Music legend Oliver Mtukudzi and his Black Spirits band pulled a shocker over the weekend when they arrived at their Misty’s show over two hours late. The show that had been slated for 8pm saw the band only hitting the stage after 10pm.
This was despite that all the 18 tables in the small venue had been filled by 8pm. Surprisingly, an upcoming band, African Destiny, took to the stage and spent what seemed like the longest two hours ever.
“Which band is this now? I paid my money to see Tuku (Mtukudzi) perform and now this?” said an agitated patron. Without explanation or apology, Tuku eventually broke into song after his four-member band finished setting up in the full glare of the audience.

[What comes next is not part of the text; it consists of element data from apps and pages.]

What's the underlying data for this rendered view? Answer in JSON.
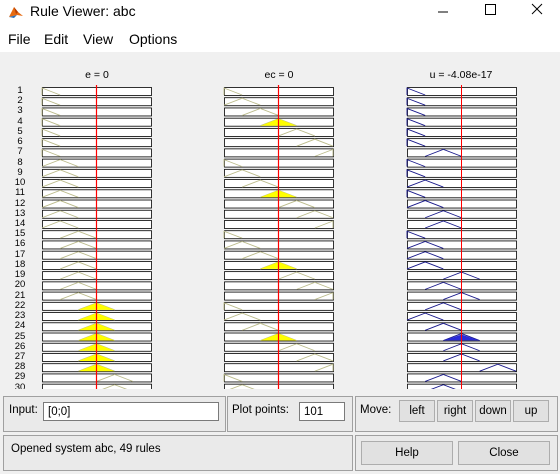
{
  "window": {
    "title": "Rule Viewer: abc",
    "app_icon": "matlab-icon"
  },
  "menu": [
    "File",
    "Edit",
    "View",
    "Options"
  ],
  "columns": [
    {
      "label": "e = 0"
    },
    {
      "label": "ec = 0"
    },
    {
      "label": "u = -4.08e-17"
    }
  ],
  "rows": [
    "1",
    "2",
    "3",
    "4",
    "5",
    "6",
    "7",
    "8",
    "9",
    "10",
    "11",
    "12",
    "13",
    "14",
    "15",
    "16",
    "17",
    "18",
    "19",
    "20",
    "21",
    "22",
    "23",
    "24",
    "25",
    "26",
    "27",
    "28",
    "29",
    "30"
  ],
  "inputs": {
    "input_label": "Input:",
    "input_value": "[0;0]",
    "plot_points_label": "Plot points:",
    "plot_points_value": "101",
    "move_label": "Move:",
    "move_buttons": [
      "left",
      "right",
      "down",
      "up"
    ]
  },
  "status": "Opened system abc, 49 rules",
  "buttons": {
    "help": "Help",
    "close": "Close"
  },
  "colors": {
    "input_mf_line": "#bcbc8c",
    "output_mf_line": "#1a1a8c",
    "fired_fill": "#ffff00",
    "output_fired_fill": "#2b2bd8",
    "cursor_line": "#ff0000"
  }
}
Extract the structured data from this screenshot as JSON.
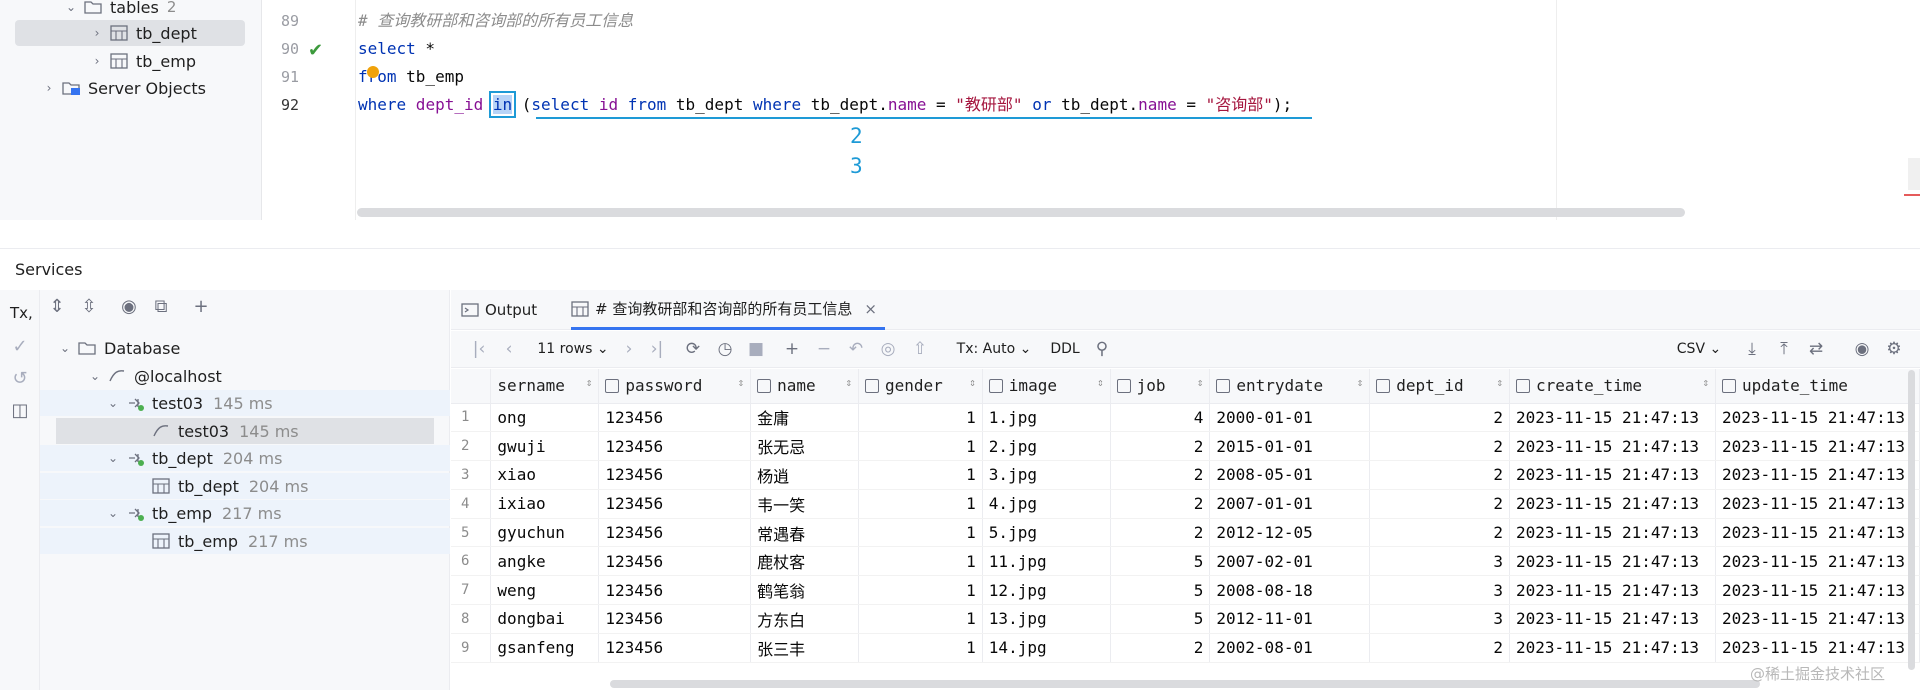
{
  "top_tree": {
    "tables_label": "tables",
    "tables_count": "2",
    "items": [
      "tb_dept",
      "tb_emp"
    ],
    "server_objects": "Server Objects"
  },
  "editor": {
    "line_numbers": [
      "89",
      "90",
      "91",
      "92"
    ],
    "comment": "# 查询教研部和咨询部的所有员工信息",
    "line90": {
      "kw": "select",
      "rest": " *"
    },
    "line91": {
      "kw1": "fr",
      "kw2": "om",
      "rest": " tb_emp"
    },
    "line92": {
      "where": "where",
      "field": " dept_id ",
      "in": "in",
      "p1": " (",
      "select": "select",
      "id": " id ",
      "from": "from",
      "tbl": " tb_dept ",
      "where2": "where",
      "t1": " tb_dept.",
      "name1": "name",
      "eq1": " = ",
      "s1": "\"教研部\"",
      "or": " or",
      "t2": " tb_dept.",
      "name2": "name",
      "eq2": " = ",
      "s2": "\"咨询部\"",
      "end": ");"
    },
    "hints": [
      "2",
      "3"
    ]
  },
  "services": {
    "title": "Services",
    "tx_label": "Tx,",
    "tree": [
      {
        "label": "Database",
        "ms": ""
      },
      {
        "label": "@localhost",
        "ms": ""
      },
      {
        "label": "test03",
        "ms": "145 ms"
      },
      {
        "label": "test03",
        "ms": "145 ms"
      },
      {
        "label": "tb_dept",
        "ms": "204 ms"
      },
      {
        "label": "tb_dept",
        "ms": "204 ms"
      },
      {
        "label": "tb_emp",
        "ms": "217 ms"
      },
      {
        "label": "tb_emp",
        "ms": "217 ms"
      }
    ]
  },
  "results": {
    "tabs": [
      "Output",
      "# 查询教研部和咨询部的所有员工信息"
    ],
    "rows_label": "11 rows",
    "tx_mode": "Tx: Auto",
    "ddl": "DDL",
    "export": "CSV",
    "columns": [
      "sername",
      "password",
      "name",
      "gender",
      "image",
      "job",
      "entrydate",
      "dept_id",
      "create_time",
      "update_time"
    ],
    "rows": [
      [
        "1",
        "ong",
        "123456",
        "金庸",
        "1",
        "1.jpg",
        "4",
        "2000-01-01",
        "2",
        "2023-11-15 21:47:13",
        "2023-11-15 21:47:13"
      ],
      [
        "2",
        "gwuji",
        "123456",
        "张无忌",
        "1",
        "2.jpg",
        "2",
        "2015-01-01",
        "2",
        "2023-11-15 21:47:13",
        "2023-11-15 21:47:13"
      ],
      [
        "3",
        "xiao",
        "123456",
        "杨逍",
        "1",
        "3.jpg",
        "2",
        "2008-05-01",
        "2",
        "2023-11-15 21:47:13",
        "2023-11-15 21:47:13"
      ],
      [
        "4",
        "ixiao",
        "123456",
        "韦一笑",
        "1",
        "4.jpg",
        "2",
        "2007-01-01",
        "2",
        "2023-11-15 21:47:13",
        "2023-11-15 21:47:13"
      ],
      [
        "5",
        "gyuchun",
        "123456",
        "常遇春",
        "1",
        "5.jpg",
        "2",
        "2012-12-05",
        "2",
        "2023-11-15 21:47:13",
        "2023-11-15 21:47:13"
      ],
      [
        "6",
        "angke",
        "123456",
        "鹿杖客",
        "1",
        "11.jpg",
        "5",
        "2007-02-01",
        "3",
        "2023-11-15 21:47:13",
        "2023-11-15 21:47:13"
      ],
      [
        "7",
        "weng",
        "123456",
        "鹤笔翁",
        "1",
        "12.jpg",
        "5",
        "2008-08-18",
        "3",
        "2023-11-15 21:47:13",
        "2023-11-15 21:47:13"
      ],
      [
        "8",
        "dongbai",
        "123456",
        "方东白",
        "1",
        "13.jpg",
        "5",
        "2012-11-01",
        "3",
        "2023-11-15 21:47:13",
        "2023-11-15 21:47:13"
      ],
      [
        "9",
        "gsanfeng",
        "123456",
        "张三丰",
        "1",
        "14.jpg",
        "2",
        "2002-08-01",
        "2",
        "2023-11-15 21:47:13",
        "2023-11-15 21:47:13"
      ]
    ]
  },
  "watermark": "@稀土掘金技术社区"
}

However, the band made it up by putting up a splendid two-hour performance. Just like single malt whisky, Tuku’s artistry was consistent and fine. While the show was up to scratch it was disappointing that there seemed to be no regard for the fans’ lost time considering the pricey $25 cover charge. It was higher than the Harare International Festival of Arts’ closing act by Salif Keita. It was also 110 percent more than what the club normally charges, but well people gladly pay to see the legend in action.
“Oh, we were coming from a private function in Gweru, simple as that. Usually we go on stage at around 11pm,” said band manager and drummer Sam Mataure.
The manager’s response was clear they saw nothing wrong with making the audience wait for more than two hours for their act. Rather, the cheerful chap indicated that fans usually wait for longer.
“Promoters are in the habit of writing whichever times that suit them. At times our shows are said to start as early as 7.30pm but we always perform (around 11). That is why we encourage that there be a supporting band as was the case at Misty’s,” he said.
Contrary to what Mataure said, the band does stick to stipulated schedules when performing outside the country. This reporter actually missed their Cape Town show in December last year after arriving at the venue an hour late.
Sadly, The Misty’s incident is nothing new in the local arts sector. Attending most live shows is an experience but some fans can attest that it has always been a great source of frustration. Save for Hifa performances, one needs to bring along some patience when attending some shows as artistes are notorious for keeping fans waiting. Others do not even show up at times! Could it be that there is indeed no hurry in Africa?